The time has come to setup the MRX 500. Although it doesn't have all the connectivity options some people would like, this does make for a refreshingly uncluttered back panel. It is particularly easy to read the labels on the various inputs and outputs. And, likewise, the spacing of the jacks is similarly wide enough to allow the use of premium connectors. Thank you, Anthem.
Now then, the pièce de résistance of the Anthem receiver line is the inclusion of a complete Anthem Room Correction (ARC) system. As with all Anthem ARC systems, the one included with the MRX receivers comes complete with a set up disc and a high quality USB electret condenser microphone with a serialized microphone compensation file on the disc. It also includes a decent quality boom-style microphone stand.
All you need to provide is a computer to run the set up system. The mic connects to an available USB jack while the computer communicates with the MRX 500 via an RS 232 serial connection. I used a tower with my display as the monitor. So the serial connection to the receiver worked flawlessly. If you want to use a laptop, you can get a serial to USB adapter at your local PC supply house.
This ARC system isn't quite the same as the one Anthem builds into their Statement D2 or AVM 50v Preamp Processors. The ARC systems in the MRX receivers have less processing power than the systems included with Anthem's separate Pre-Pros. Likewise, the correction range is from 5 kHz and down while the more expensive systems operate out to a limit of 20 kHz. Despite all that, I found the performance of the ARC system bundled with the Anthem MRX 500 to be much better than the common room correction systems that are included with a number of mass market receivers I have tried.

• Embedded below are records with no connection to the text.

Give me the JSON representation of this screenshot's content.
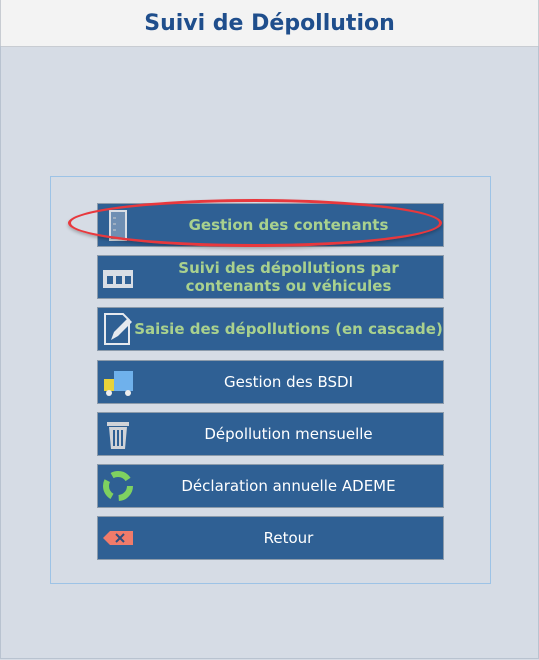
{
  "header": {
    "title": "Suivi de Dépollution"
  },
  "menu": [
    {
      "label": "Gestion des contenants",
      "icon": "container-icon"
    },
    {
      "label": "Suivi des dépollutions par contenants ou véhicules",
      "icon": "containers-tracking-icon"
    },
    {
      "label": "Saisie des dépollutions (en cascade)",
      "icon": "edit-document-icon"
    },
    {
      "label": "Gestion des BSDI",
      "icon": "truck-icon"
    },
    {
      "label": "Dépollution mensuelle",
      "icon": "trash-icon"
    },
    {
      "label": "Déclaration annuelle ADEME",
      "icon": "recycle-icon"
    },
    {
      "label": "Retour",
      "icon": "backspace-icon"
    }
  ],
  "colors": {
    "button": "#2f6094",
    "highlight": "#e8383d",
    "green_text": "#a9d18e",
    "title": "#1f4e8c"
  }
}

Running the ARC system is a little more intensive of an operation than running Audyssey or the proprietary systems from Pioneer, NAD, H/K, Yamaha, etc. but it provides so much more flexibility for custom controls and visualizing the results of your work. Unlike lesser systems, the ARC system nailed the crossover and level for every speaker system I tried. It doesn't automatically set the distance due to the uncertainty over actual latency of the PC in use. You need to use a tape measure to manually set the distance of each speaker.
On the EQ side of things, I was impressed how closely ARC's measurements of the speaker response corresponded with measurements I made using my reference speaker testing set up. It also provided very effective frequency smoothing in relation to the target curve. You can define your own custom target curves and you can tailor the bass management to movie or music listening. The preferred bass management is selectable by source in the set up menu.